▶ **Extracted records**:
★ ★ ★ ★
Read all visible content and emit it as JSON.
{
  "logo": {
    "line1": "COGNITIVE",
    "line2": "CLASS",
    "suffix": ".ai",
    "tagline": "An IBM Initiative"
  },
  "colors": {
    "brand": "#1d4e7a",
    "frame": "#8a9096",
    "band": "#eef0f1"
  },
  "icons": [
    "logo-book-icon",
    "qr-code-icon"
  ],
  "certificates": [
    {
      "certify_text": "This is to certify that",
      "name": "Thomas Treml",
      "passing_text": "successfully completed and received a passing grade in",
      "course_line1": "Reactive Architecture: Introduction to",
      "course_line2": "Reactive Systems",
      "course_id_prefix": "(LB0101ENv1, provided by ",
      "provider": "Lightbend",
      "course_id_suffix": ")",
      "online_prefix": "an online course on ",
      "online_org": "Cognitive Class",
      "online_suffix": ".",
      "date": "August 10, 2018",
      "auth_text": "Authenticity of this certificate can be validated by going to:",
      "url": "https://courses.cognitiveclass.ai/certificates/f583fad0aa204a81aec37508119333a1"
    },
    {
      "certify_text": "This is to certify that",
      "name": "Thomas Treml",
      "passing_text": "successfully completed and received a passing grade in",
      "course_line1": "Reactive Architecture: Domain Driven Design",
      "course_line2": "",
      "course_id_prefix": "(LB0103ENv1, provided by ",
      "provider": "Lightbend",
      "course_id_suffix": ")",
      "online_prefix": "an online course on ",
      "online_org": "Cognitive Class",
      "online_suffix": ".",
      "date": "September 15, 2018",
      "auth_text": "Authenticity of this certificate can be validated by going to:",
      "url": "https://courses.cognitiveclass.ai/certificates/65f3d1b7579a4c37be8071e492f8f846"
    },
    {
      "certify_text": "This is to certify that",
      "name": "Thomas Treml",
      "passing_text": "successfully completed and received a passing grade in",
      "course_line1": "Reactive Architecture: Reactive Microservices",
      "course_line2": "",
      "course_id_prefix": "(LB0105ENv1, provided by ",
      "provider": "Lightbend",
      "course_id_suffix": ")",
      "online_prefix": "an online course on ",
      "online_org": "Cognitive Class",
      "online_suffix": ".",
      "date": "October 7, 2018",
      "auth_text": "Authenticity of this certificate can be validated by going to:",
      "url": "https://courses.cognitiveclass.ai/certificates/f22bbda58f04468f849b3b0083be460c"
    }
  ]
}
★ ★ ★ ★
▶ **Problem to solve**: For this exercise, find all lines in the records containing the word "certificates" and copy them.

▶ **Your response**:
  "certificates": [
      "url": "https://courses.cognitiveclass.ai/certificates/f583fad0aa204a81aec37508119333a1"
      "url": "https://courses.cognitiveclass.ai/certificates/65f3d1b7579a4c37be8071e492f8f846"
      "url": "https://courses.cognitiveclass.ai/certificates/f22bbda58f04468f849b3b0083be460c"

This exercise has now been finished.